Posture. To rest with the torso in an upright position and the body supported largely on the buttocks.
Usage: The manner of sitting at a conference table, e.g., transmits information about one's status (mental, physical, and social), feelings, and unvoiced opinions, attitudes, and moods.
Primatology. Sitting is the usually favored position of primates.
Salesmanship. "Do not wait to be asked to be seated" (Delmar 1984:42).
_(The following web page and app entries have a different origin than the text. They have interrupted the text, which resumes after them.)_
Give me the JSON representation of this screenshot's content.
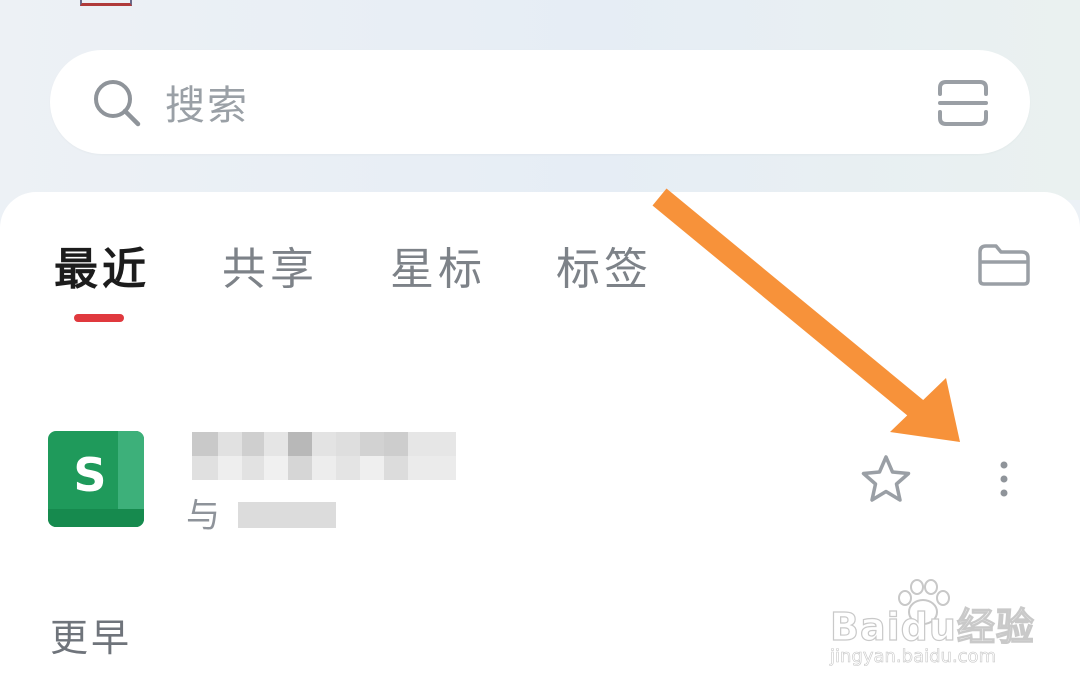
{
  "search": {
    "placeholder": "搜索"
  },
  "tabs": [
    {
      "label": "最近",
      "active": true
    },
    {
      "label": "共享",
      "active": false
    },
    {
      "label": "星标",
      "active": false
    },
    {
      "label": "标签",
      "active": false
    }
  ],
  "recent_file": {
    "type_letter": "S",
    "meta_prefix": "与"
  },
  "sections": {
    "earlier": "更早"
  },
  "icons": {
    "search": "search-icon",
    "scan": "scan-icon",
    "folder": "folder-icon",
    "star": "star-icon",
    "more": "more-vertical-icon"
  },
  "colors": {
    "accent": "#e0393e",
    "annotation_arrow": "#f7923a",
    "sheet_green": "#1f9a5b"
  },
  "watermark": {
    "brand": "Baidu经验",
    "url": "jingyan.baidu.com"
  }
}
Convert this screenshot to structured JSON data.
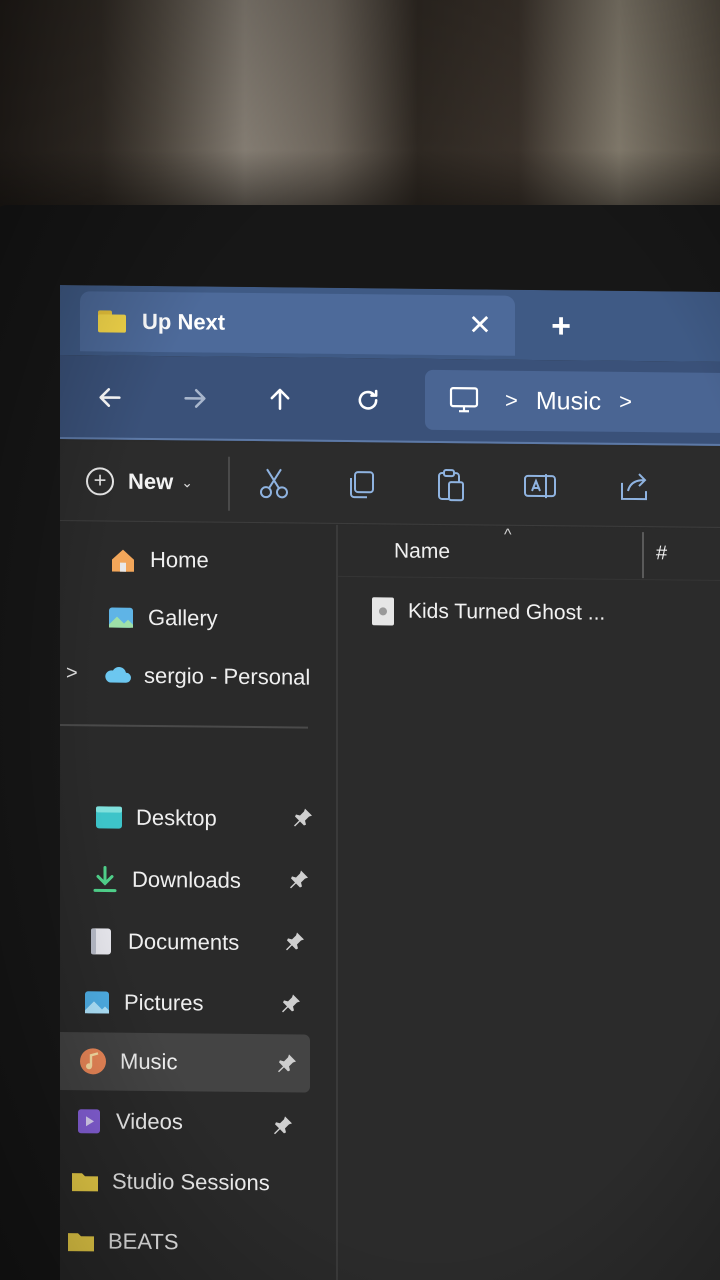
{
  "window": {
    "tab_title": "Up Next",
    "close_symbol": "✕",
    "new_tab_symbol": "+"
  },
  "navigation": {
    "back": "back-arrow-icon",
    "forward": "forward-arrow-icon",
    "up": "up-arrow-icon",
    "refresh": "refresh-icon"
  },
  "address_bar": {
    "root_icon": "computer-icon",
    "segments": [
      "Music"
    ]
  },
  "command_bar": {
    "new_label": "New",
    "icons": [
      "cut-icon",
      "copy-icon",
      "paste-icon",
      "rename-icon",
      "share-icon"
    ]
  },
  "nav_pane": {
    "top_items": [
      {
        "label": "Home",
        "icon": "home-icon"
      },
      {
        "label": "Gallery",
        "icon": "gallery-icon"
      },
      {
        "label": "sergio - Personal",
        "icon": "onedrive-cloud-icon"
      }
    ],
    "quick_access": [
      {
        "label": "Desktop",
        "icon": "desktop-folder-icon",
        "pinned": true
      },
      {
        "label": "Downloads",
        "icon": "downloads-icon",
        "pinned": true
      },
      {
        "label": "Documents",
        "icon": "documents-icon",
        "pinned": true
      },
      {
        "label": "Pictures",
        "icon": "pictures-icon",
        "pinned": true
      },
      {
        "label": "Music",
        "icon": "music-icon",
        "pinned": true,
        "selected": true
      },
      {
        "label": "Videos",
        "icon": "videos-icon",
        "pinned": true
      },
      {
        "label": "Studio Sessions",
        "icon": "folder-icon",
        "pinned": false
      },
      {
        "label": "BEATS",
        "icon": "folder-icon",
        "pinned": false
      }
    ]
  },
  "file_list": {
    "columns": {
      "name": "Name",
      "number": "#"
    },
    "files": [
      {
        "name": "Kids Turned Ghost ..."
      }
    ]
  },
  "colors": {
    "titlebar": "#3f5a85",
    "tab_active": "#4d6a9a",
    "navbar": "#3a5179",
    "address_bar": "#4a6593",
    "folder_yellow": "#f6d94b",
    "background": "#2b2b2b"
  }
}
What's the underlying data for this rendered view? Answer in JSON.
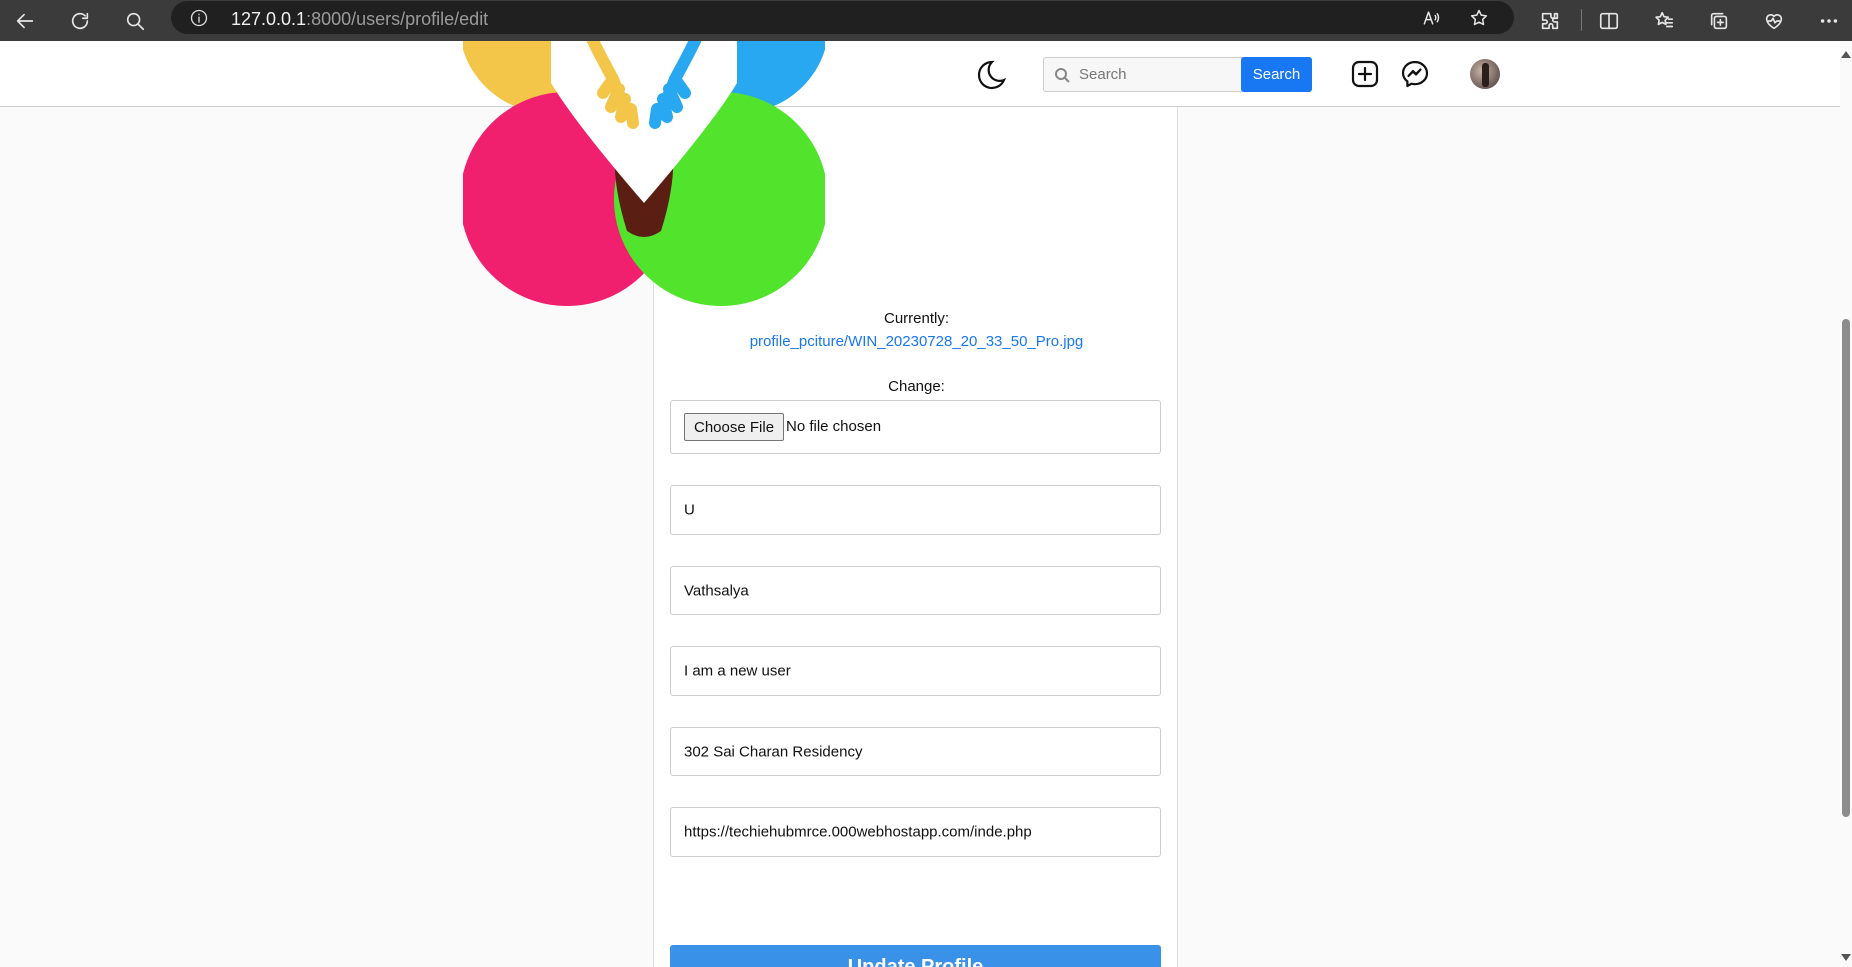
{
  "browser": {
    "url_host": "127.0.0.1",
    "url_rest": ":8000/users/profile/edit"
  },
  "navbar": {
    "search_placeholder": "Search",
    "search_button": "Search"
  },
  "form": {
    "currently_label": "Currently:",
    "current_file_link": "profile_pciture/WIN_20230728_20_33_50_Pro.jpg",
    "change_label": "Change:",
    "choose_file_button": "Choose File",
    "no_file_text": "No file chosen",
    "fields": [
      "U",
      "Vathsalya",
      "I am a new user",
      "302 Sai Charan Residency",
      "https://techiehubmrce.000webhostapp.com/inde.php"
    ],
    "submit_label": "Update Profile"
  },
  "colors": {
    "brand_blue": "#1877f2",
    "update_button": "#3a92e8",
    "logo_pink": "#f0206f",
    "logo_green": "#52e42c",
    "logo_yellow": "#f3c64a",
    "logo_blue": "#27a8f0"
  }
}
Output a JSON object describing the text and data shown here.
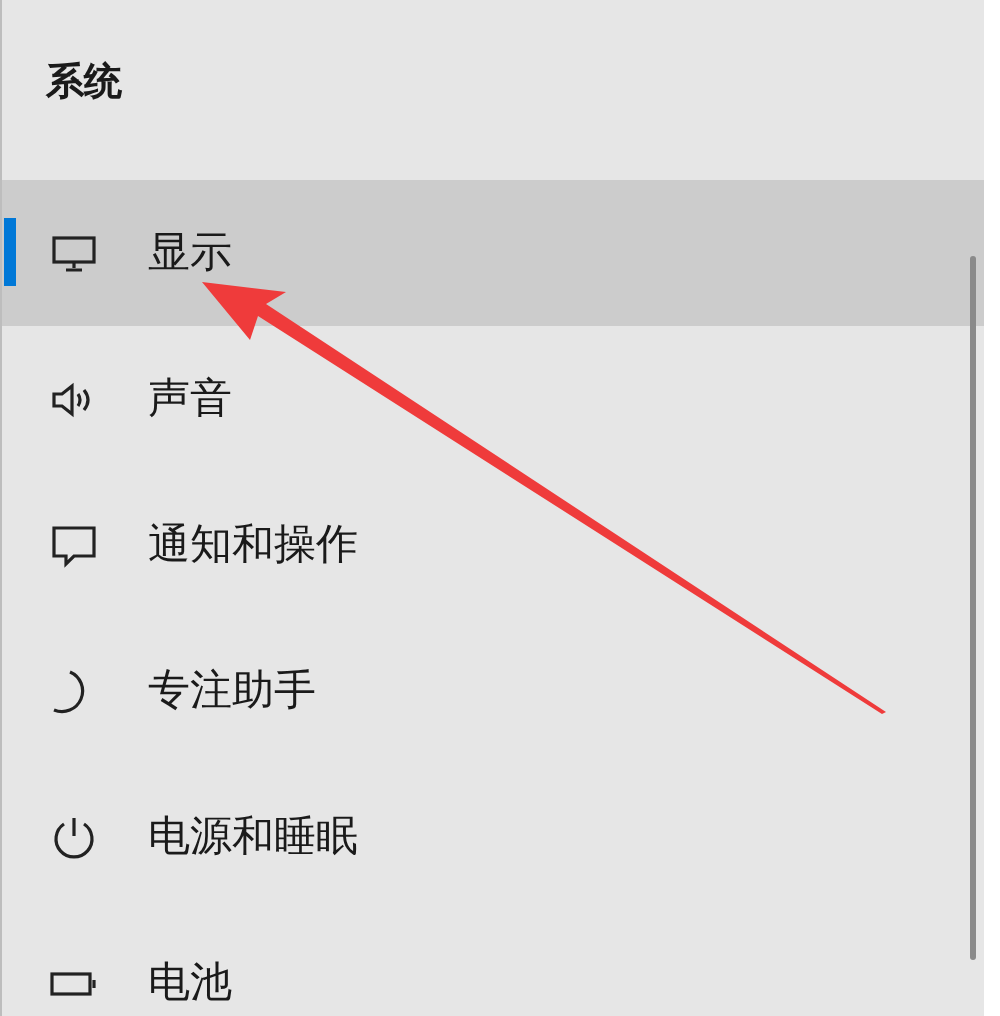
{
  "heading": "系统",
  "items": [
    {
      "kind": "display",
      "label": "显示",
      "selected": true
    },
    {
      "kind": "sound",
      "label": "声音",
      "selected": false
    },
    {
      "kind": "notifications",
      "label": "通知和操作",
      "selected": false
    },
    {
      "kind": "focus",
      "label": "专注助手",
      "selected": false
    },
    {
      "kind": "power",
      "label": "电源和睡眠",
      "selected": false
    },
    {
      "kind": "battery",
      "label": "电池",
      "selected": false
    }
  ]
}
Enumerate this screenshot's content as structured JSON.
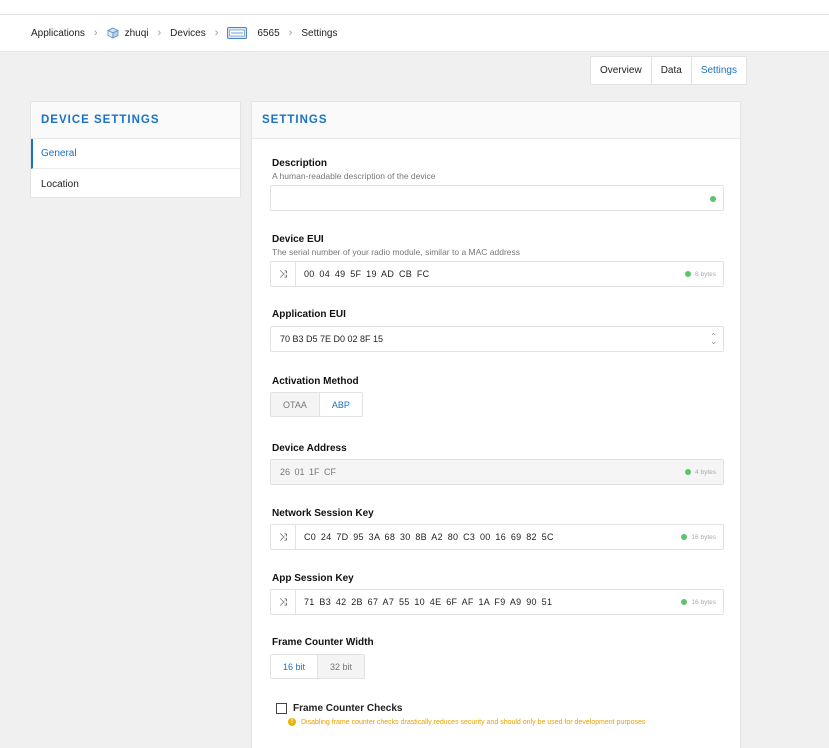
{
  "breadcrumb": {
    "applications": "Applications",
    "app_name": "zhuqi",
    "devices": "Devices",
    "device_id": "6565",
    "settings": "Settings"
  },
  "tabs": [
    {
      "label": "Overview"
    },
    {
      "label": "Data"
    },
    {
      "label": "Settings"
    }
  ],
  "left_card": {
    "title": "DEVICE SETTINGS",
    "items": [
      {
        "label": "General"
      },
      {
        "label": "Location"
      }
    ]
  },
  "main_card": {
    "title": "SETTINGS",
    "description": {
      "label": "Description",
      "hint": "A human-readable description of the device",
      "value": ""
    },
    "device_eui": {
      "label": "Device EUI",
      "hint": "The serial number of your radio module, similar to a MAC address",
      "value": "00 04 49 5F 19 AD CB FC",
      "bytes": "8 bytes"
    },
    "application_eui": {
      "label": "Application EUI",
      "value": "70 B3 D5 7E D0 02 8F 15"
    },
    "activation_method": {
      "label": "Activation Method",
      "options": [
        "OTAA",
        "ABP"
      ],
      "selected": "ABP"
    },
    "device_address": {
      "label": "Device Address",
      "value": "26 01 1F CF",
      "bytes": "4 bytes"
    },
    "network_session_key": {
      "label": "Network Session Key",
      "value": "C0 24 7D 95 3A 68 30 8B A2 80 C3 00 16 69 82 5C",
      "bytes": "16 bytes"
    },
    "app_session_key": {
      "label": "App Session Key",
      "value": "71 B3 42 2B 67 A7 55 10 4E 6F AF 1A F9 A9 90 51",
      "bytes": "16 bytes"
    },
    "frame_counter_width": {
      "label": "Frame Counter Width",
      "options": [
        "16 bit",
        "32 bit"
      ],
      "selected": "16 bit"
    },
    "frame_counter_checks": {
      "label": "Frame Counter Checks",
      "checked": false,
      "warning": "Disabling frame counter checks drastically reduces security and should only be used for development purposes"
    }
  },
  "colors": {
    "accent": "#1a73c2",
    "ok": "#5cc46a",
    "warning": "#e8a000"
  }
}
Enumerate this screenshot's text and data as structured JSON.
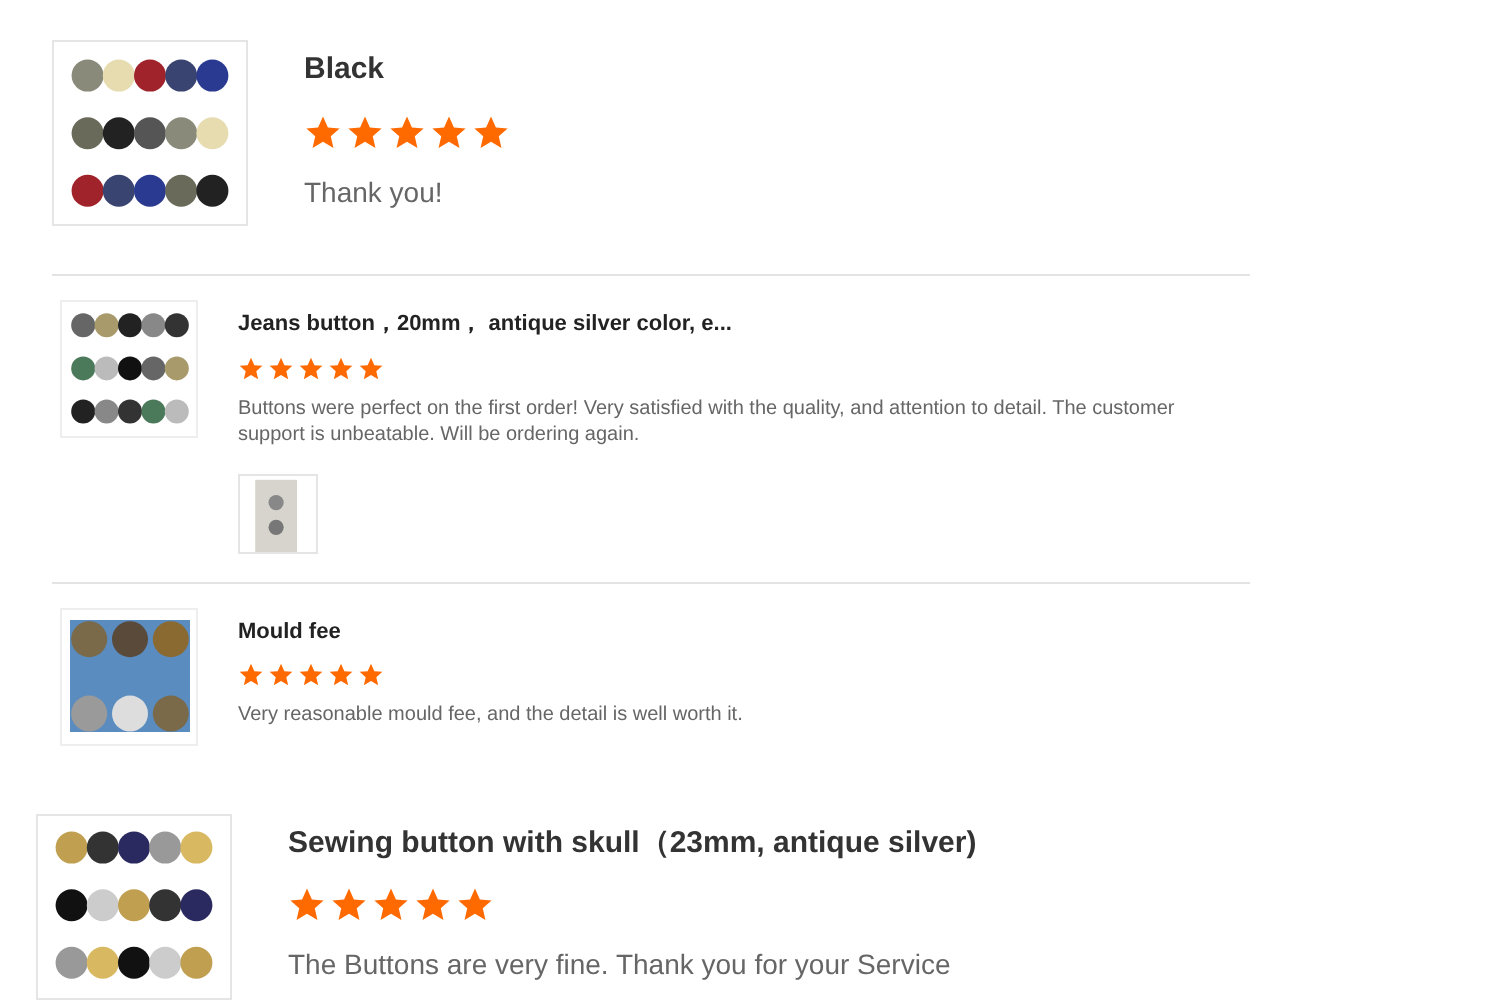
{
  "reviews": [
    {
      "kind": "large",
      "title": "Black",
      "stars": 5,
      "text": "Thank you!",
      "divider": true
    },
    {
      "kind": "compact",
      "title": "Jeans button，20mm，  antique silver color, e...",
      "stars": 5,
      "text": "Buttons were perfect on the first order! Very satisfied with the quality, and attention to detail. The customer support is unbeatable. Will be ordering again.",
      "attachments": [
        {
          "kind": "picture"
        }
      ],
      "divider": true
    },
    {
      "kind": "compact",
      "title": "Mould fee",
      "stars": 5,
      "text": "Very reasonable mould fee, and the detail is well worth it.",
      "divider": false
    },
    {
      "kind": "large",
      "title": "Sewing button with skull（23mm, antique silver)",
      "stars": 5,
      "text": "The Buttons are very fine. Thank you for your Service",
      "divider": false
    }
  ]
}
RESEARCH REPORTS: 1. The most detailed research on sitting positions is by the anthropologist Gordon W. Hewes (1957). 2. Male, North-American college students express uneasiness with changes in sitting posture (e.g., by assuming a more direct body orientation; Vrugt, Anneke, and Kerkstra 1984). 3. Female, North-American college students show uneasiness by sitting still and arm-crossing (Vrugt, Anneke, and Kerkstra 1984). 4. In chairs and couches, a. ankle-ankle legs cross ("I am politely relaxed"; worldwide), b. knee-knee legs cross ("I am very relaxed"; worldwide), c. ankle-knee legs cross ("I am assertively relaxed"; widespread), and d. legs twine ("I am slinkily relaxed"; widespread) have been identified as typical human sitting postures (Morris 1994:152-54).
Neuro-notes: As consumer products, couches are designed to recall the primate lap's protopathic softness, and to stimulate pleasure areas for grooming, childcare, and sexuality in the mammalian brain's cingulate gyrus.
See also LOVE SIGNALS III (E-Commentary I).
Detail of photo (source unknown)